Our interactive story map highlights how NOAA and partners’ work reopening rivers in the Northeast helps benefit fisheries and communities.
Every year, millions of fish along the Atlantic coast migrate up rivers and streams to reproduce or spend part of their lives. But they are often blocked from completing their journeys by barriers such as dams and culverts. NOAA Fisheries works to reopen these migratory pathways, restoring access to healthy habitat for fish. Our efforts help sustain the cultural, ecological, and economic benefits these fisheries provide to communities in the Northeast.
Our new story map, Reopening Rivers to Migratory Fish in the Northeast, highlights the many benefits that opening rivers and streams to fish passage provides. These projects help to recover threatened and endangered species and build sustainable fish populations. They provide opportunities for recreation, like fishing and boating. They can also eliminate or lessen public safety hazards and risk, improve climate resilience, and build stewardship in local communities.
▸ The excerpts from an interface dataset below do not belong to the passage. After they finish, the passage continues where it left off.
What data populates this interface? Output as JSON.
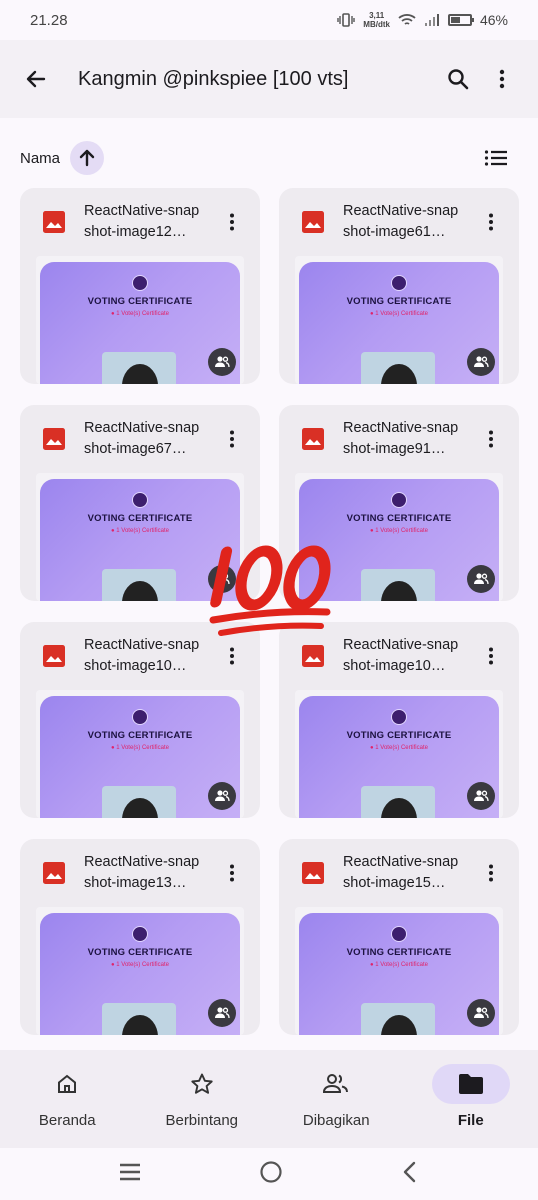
{
  "status": {
    "time": "21.28",
    "net_speed_value": "3,11",
    "net_speed_unit": "MB/dtk",
    "battery": "46%"
  },
  "app_bar": {
    "title": "Kangmin @pinkspiee [100 vts]"
  },
  "sort": {
    "label": "Nama"
  },
  "thumbnail": {
    "title": "VOTING CERTIFICATE",
    "subtitle": "1 Vote(s) Certificate"
  },
  "files": [
    {
      "name": "ReactNative-snapshot-image12…"
    },
    {
      "name": "ReactNative-snapshot-image61…"
    },
    {
      "name": "ReactNative-snapshot-image67…"
    },
    {
      "name": "ReactNative-snapshot-image91…"
    },
    {
      "name": "ReactNative-snapshot-image10…"
    },
    {
      "name": "ReactNative-snapshot-image10…"
    },
    {
      "name": "ReactNative-snapshot-image13…"
    },
    {
      "name": "ReactNative-snapshot-image15…"
    }
  ],
  "bottom_nav": [
    {
      "label": "Beranda",
      "icon": "home-icon",
      "active": false
    },
    {
      "label": "Berbintang",
      "icon": "star-icon",
      "active": false
    },
    {
      "label": "Dibagikan",
      "icon": "people-icon",
      "active": false
    },
    {
      "label": "File",
      "icon": "folder-icon",
      "active": true
    }
  ],
  "sticker": {
    "text": "100",
    "icon": "hundred-points-emoji"
  },
  "colors": {
    "accent_bg": "#e0d8f7",
    "card_bg": "#eeebf0",
    "image_icon_red": "#d93025",
    "sticker_red": "#e0241c"
  }
}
Visit our story map to learn about how our fish passage projects benefit fish and communities in the Northeast.
The NOAA Restoration Center in the Office of Habitat Conservation has worked for decades with countless partners to open habitat for migratory fish. Across the Northeast region, the NOAA Restoration Center has supported 302 fish passage projects since 1991. Together, these projects have opened more than 2,100 miles of river and stream habitat to access by fish.
With thousands of barriers still blocking fish migration across the region, there’s much more work to be done. NOAA Fisheries continues to lead the charge to open our rivers and streams to migratory fish by removing or building ways around barriers to fish passage. This work is critical in helping to recover threatened and endangered migratory fish, support the sustainability of commercial and recreational fisheries, and strengthen the climate resilience of coastal communities.
Read more at fisheries.noaa.gov